The biggest players in Palm Beach County’s criminal justice system have banded together in a serious effort to reduce the jail population.
They are convinced the system is out of whack.
And the consequences are often severe. If you’re living paycheck-to-paycheck, being sent to jail for even five days or less can mean losing your job — which may cost you your house, fracture your marriage and put you at higher risk of committing another crime. Which, in turn, enmeshes you more deeply in the criminal justice system.
It just may be that we’re incubating more crime by keeping low-risk offenders in jail too much. “You want to get the right people out of jail, and you want to keep the right people in jail. You’ve got to figure out who they are,” said Palm Beach County Chief Circuit Court Judge Jeffrey Colbath.
Colbath, along with Public Defender Carrie Haughwout, State Attorney Dave Aronberg and West Palm Beach Police Chief Bryan Kummerlen, all members of the county’s Criminal Justice Commission, spoke Wednesday to The Post Editorial Board about their unusual partnership — and their hopes of finding innovative solutions to the distortions of the criminal justice system that they oversee.
They’re getting crucial help from the John D. and Catherine T. MacArthur Foundation, which has undertaken a nationwide $75 million project to cut the U.S. jail population: 731,000 per day, a major contributor to this nation’s dubious standing as world leader in incarceration rates. Unlike prisons, county and city jails hold people for a relatively short time. In Florida, that’s generally one year or less.
Palm Beach County is one of 20 winners — out of 191 applicants —of $150,000 grants. Since May, the county’s judges, cops, prosecutors, defenders have been working with MacArthur consultants to analyze the system. In January, they are to submit an action plan. In the spring, MacArthur will reward the 10 best plans with major grants of up to $2 million a year for up to five years to put the ideas into practice. Winning one of these would be big: real money to help solve a real problem.
The ultimate goal: trim the county’s present jail population of 2,550 by 15 percent to 19 percent — and, consequently, see a reduction in recidivism.
Who’s in the county jail? Two-thirds of the inmates are awaiting court appearances; they haven’t been convicted of anything. Many are in there for driving with a suspended license — a result of the Florida Legislature’s having made a loss of a driver’s license a catch-all punishment for all kinds of offenses, such as being caught passing a bad check or on the sidewalk with a small amount of marijuana.
Many of the jailed have missed mandated drug tests because they couldn’t afford them. Others are suffering from mental illness gone untreated for lack of professional help.
Almost half the inmates are African American, although blacks make up about 19 percent of the county population. They stay in jail an average of 31 days, whereas whites stay 18 days.
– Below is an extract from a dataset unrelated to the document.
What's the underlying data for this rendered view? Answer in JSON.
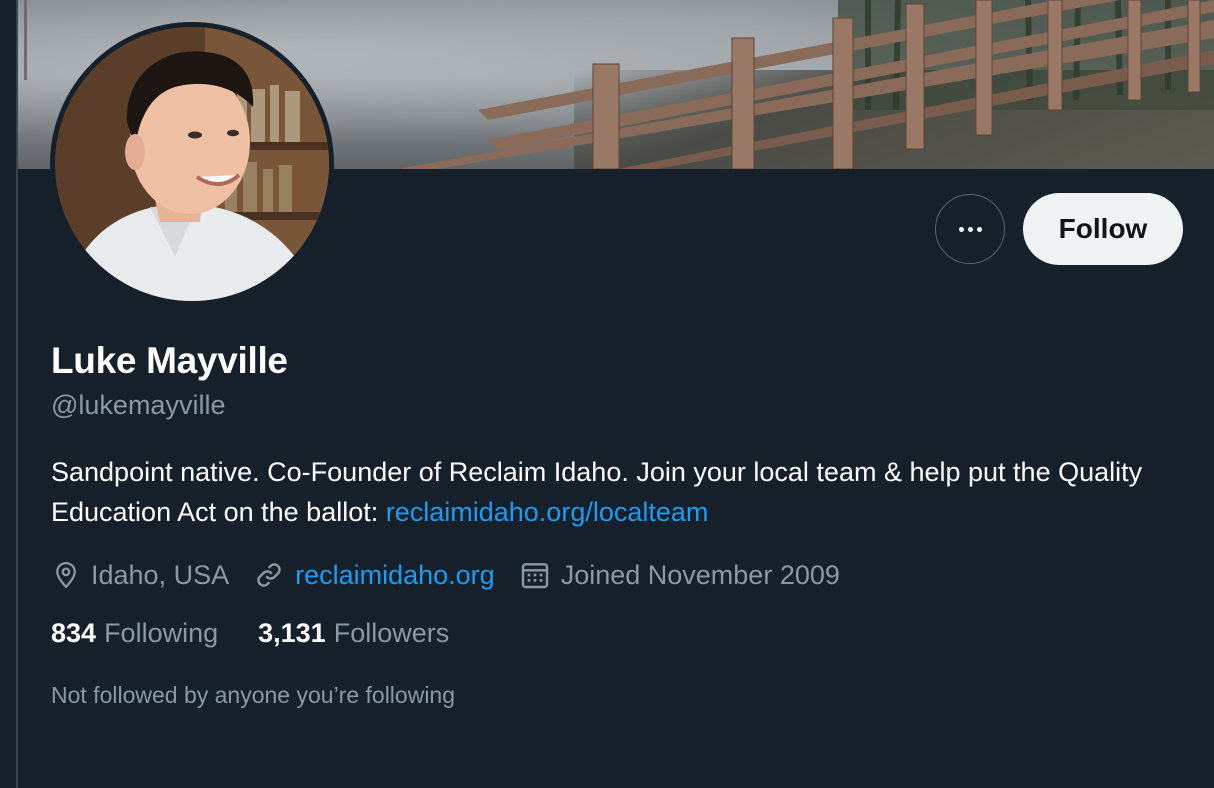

The grant gives the county’s criminal-justice leadership the resources to study how cops decide whom to arrest; how judges decide whom to hold for jail or let go on bond; how prosecutors decide what charges to bring. They hope to bring more uniformity and common sense to the process. And to eliminate racial and class stereotypes in deciding how to enforce the law.
“We’ve got to figure out who we’re afraid of, versus who we’re angry at,” Colbath said.
County leaders have shown courage and insight in taking on this project. We’re the only county in Florida to have been awarded one of these MacArthur grants, and we’re in such company as Los Angeles, New York, Philadelphia, New Orleans and Cook County, Ill.
This isn’t a bleeding-heart effort to be nicer to criminals. “It’s fighting crime in a smarter way,” Aronberg said. “Instead of revolving-door justice, it’s to address the core problem that keeps a person back on the street… If we address the core, we’ll make everyone in the community safer.”